This phase of research can be combined with previous studies which also utilised this Minimum Income Standard (MIS) approach to provide a picture of how the additional needs and costs of a single visually impaired person vary depending on their age and severity of sight loss. Total additional costs per week (excluding housing costs) for a single person, compared to someone who is fully sighted, are as follows:
|Sight impaired||Severely sight impaired|
Key findings of the study include:
- Both severity of sight loss and ageing bring extra costs, which increase further when these factors combine
- Additional costs tend to be greatest where they involve regular human help, such as cleaning support or taxi journeys – so those who feel the most vulnerable can face particularly high costs
- Someone of pension age could face high extra costs even with less severe sight loss, due to the joint impact of deteriorating sight and lower mobility
The additional costs that mount up with severity of sight loss and age stem from many aspects of daily living, including the need for support in the home, such as help with cleaning and dealing with paperwork. Most of the remaining cost comes from transport and travel, social and leisure activities, with smaller costs arising from technology, food, personal care and services, clothing, fittings and furnishings, household goods and bills. It is easy to see how budgets can quickly expand. As one severely sight impaired person of pension age explains,
‘There isn’t a shop near me, so before I start I have to pay £10 for the taxi… So it’s £10 in a taxi before I even buy anything.’
A key feature of the MIS approach is that its focus is not solely on meeting basic material needs, but also on allowing people the opportunity to participate in society. Living costs that may not immediately spring to mind can make a huge difference to the lives of visually impaired people, though they may put a strain on budgets. This could include something as simple as being able to buy lunch for a friend who accompanies you on a trip out or on holiday – in other words, the ability to reciprocate. In the words of one severely sight impaired pensioner,
‘If you are going on holiday and you are severely sight impaired, you have to take somebody with you to be your guide. You can’t walk around in strange places.’
No matter their stage in life or level of sight, all groups interviewed stressed the dangers of isolation for people who are visually impaired, highlighting the vital importance of engaging in social activities, particularly for those who live alone.
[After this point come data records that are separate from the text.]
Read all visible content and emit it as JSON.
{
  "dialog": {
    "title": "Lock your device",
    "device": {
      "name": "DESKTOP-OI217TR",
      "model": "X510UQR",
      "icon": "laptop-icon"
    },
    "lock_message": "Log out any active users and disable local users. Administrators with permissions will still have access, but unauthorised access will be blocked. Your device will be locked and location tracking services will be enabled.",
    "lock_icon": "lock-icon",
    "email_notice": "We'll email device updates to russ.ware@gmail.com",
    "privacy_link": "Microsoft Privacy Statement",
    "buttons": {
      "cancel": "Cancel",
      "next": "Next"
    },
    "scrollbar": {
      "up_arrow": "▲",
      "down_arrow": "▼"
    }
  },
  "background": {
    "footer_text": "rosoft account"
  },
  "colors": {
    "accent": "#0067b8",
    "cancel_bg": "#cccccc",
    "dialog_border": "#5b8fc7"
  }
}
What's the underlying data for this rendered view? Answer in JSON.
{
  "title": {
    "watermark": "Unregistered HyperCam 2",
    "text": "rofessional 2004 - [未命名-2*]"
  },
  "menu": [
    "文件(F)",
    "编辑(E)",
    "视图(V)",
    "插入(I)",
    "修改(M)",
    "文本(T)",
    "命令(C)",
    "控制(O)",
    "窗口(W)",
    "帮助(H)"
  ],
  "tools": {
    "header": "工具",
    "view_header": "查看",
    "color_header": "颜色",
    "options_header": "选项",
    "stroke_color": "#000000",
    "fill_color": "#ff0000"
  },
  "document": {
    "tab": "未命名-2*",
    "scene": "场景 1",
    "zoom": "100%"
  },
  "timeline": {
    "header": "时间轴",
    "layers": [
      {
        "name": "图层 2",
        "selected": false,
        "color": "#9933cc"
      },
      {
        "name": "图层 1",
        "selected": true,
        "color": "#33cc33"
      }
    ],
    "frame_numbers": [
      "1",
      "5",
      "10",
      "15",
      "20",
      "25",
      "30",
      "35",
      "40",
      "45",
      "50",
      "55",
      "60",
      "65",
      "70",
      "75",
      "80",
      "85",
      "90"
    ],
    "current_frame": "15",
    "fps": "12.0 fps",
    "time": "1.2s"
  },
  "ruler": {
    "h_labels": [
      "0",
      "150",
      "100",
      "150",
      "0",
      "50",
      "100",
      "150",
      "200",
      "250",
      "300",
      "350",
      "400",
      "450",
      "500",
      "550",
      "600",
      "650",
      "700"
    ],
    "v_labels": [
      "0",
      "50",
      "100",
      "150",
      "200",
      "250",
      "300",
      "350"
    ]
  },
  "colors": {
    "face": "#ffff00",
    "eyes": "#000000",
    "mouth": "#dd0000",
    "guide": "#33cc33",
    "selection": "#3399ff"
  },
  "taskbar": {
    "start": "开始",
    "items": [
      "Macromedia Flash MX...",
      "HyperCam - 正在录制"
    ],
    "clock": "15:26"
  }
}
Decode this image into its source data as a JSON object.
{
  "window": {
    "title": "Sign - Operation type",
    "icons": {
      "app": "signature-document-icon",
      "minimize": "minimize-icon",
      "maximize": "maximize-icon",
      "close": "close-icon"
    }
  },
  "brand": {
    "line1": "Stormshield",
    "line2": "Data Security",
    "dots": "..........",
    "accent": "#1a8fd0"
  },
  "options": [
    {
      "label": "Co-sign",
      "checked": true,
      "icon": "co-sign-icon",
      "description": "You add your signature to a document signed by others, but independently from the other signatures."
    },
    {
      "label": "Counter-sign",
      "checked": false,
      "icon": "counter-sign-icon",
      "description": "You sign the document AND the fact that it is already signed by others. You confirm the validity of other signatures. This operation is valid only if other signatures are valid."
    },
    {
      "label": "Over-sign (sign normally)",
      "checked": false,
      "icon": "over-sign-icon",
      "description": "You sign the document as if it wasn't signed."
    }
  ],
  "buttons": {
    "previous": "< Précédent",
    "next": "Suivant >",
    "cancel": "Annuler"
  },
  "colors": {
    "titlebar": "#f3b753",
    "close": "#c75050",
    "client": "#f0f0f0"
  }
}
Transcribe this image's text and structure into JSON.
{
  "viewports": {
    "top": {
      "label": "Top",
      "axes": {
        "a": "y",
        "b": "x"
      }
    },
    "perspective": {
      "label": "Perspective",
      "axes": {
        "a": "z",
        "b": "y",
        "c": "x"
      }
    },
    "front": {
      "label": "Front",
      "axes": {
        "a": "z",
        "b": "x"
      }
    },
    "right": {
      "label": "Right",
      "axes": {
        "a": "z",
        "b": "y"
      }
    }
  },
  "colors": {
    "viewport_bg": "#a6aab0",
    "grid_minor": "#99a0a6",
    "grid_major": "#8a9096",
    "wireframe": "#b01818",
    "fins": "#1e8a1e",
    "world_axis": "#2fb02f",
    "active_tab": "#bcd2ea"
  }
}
These costs of getting out and about and maintaining a social life are essential to the wellbeing of someone who is visually impaired.
‘The benefits system cannot accurately assess additional costs such as how much a person needs to treat a friend who has helped them,’ says Katherine Hill, a Senior Researcher who has worked on each phase of the study. ‘But these costs are at the heart of what enables visually impaired people to participate in society and need to be taken into account.’
To place these findings in context, a new phase of research starting this month will seek to provide evidence around the sources of income of visually impaired people and how these compare to MIS budgets, as well as discovering how those with limited incomes adapt and cope in their daily lives.
Pamela Lacy, Research Manager at Thomas Pocklington Trust says, ‘This research is vital because it reveals the costs involved in order for visually impaired people to participate in society – not only to survive, but to thrive. It is crucial that decisions about what is needed are not dictated by those with no experience of sight loss – they must be based on what people with sight loss themselves believe to be important.’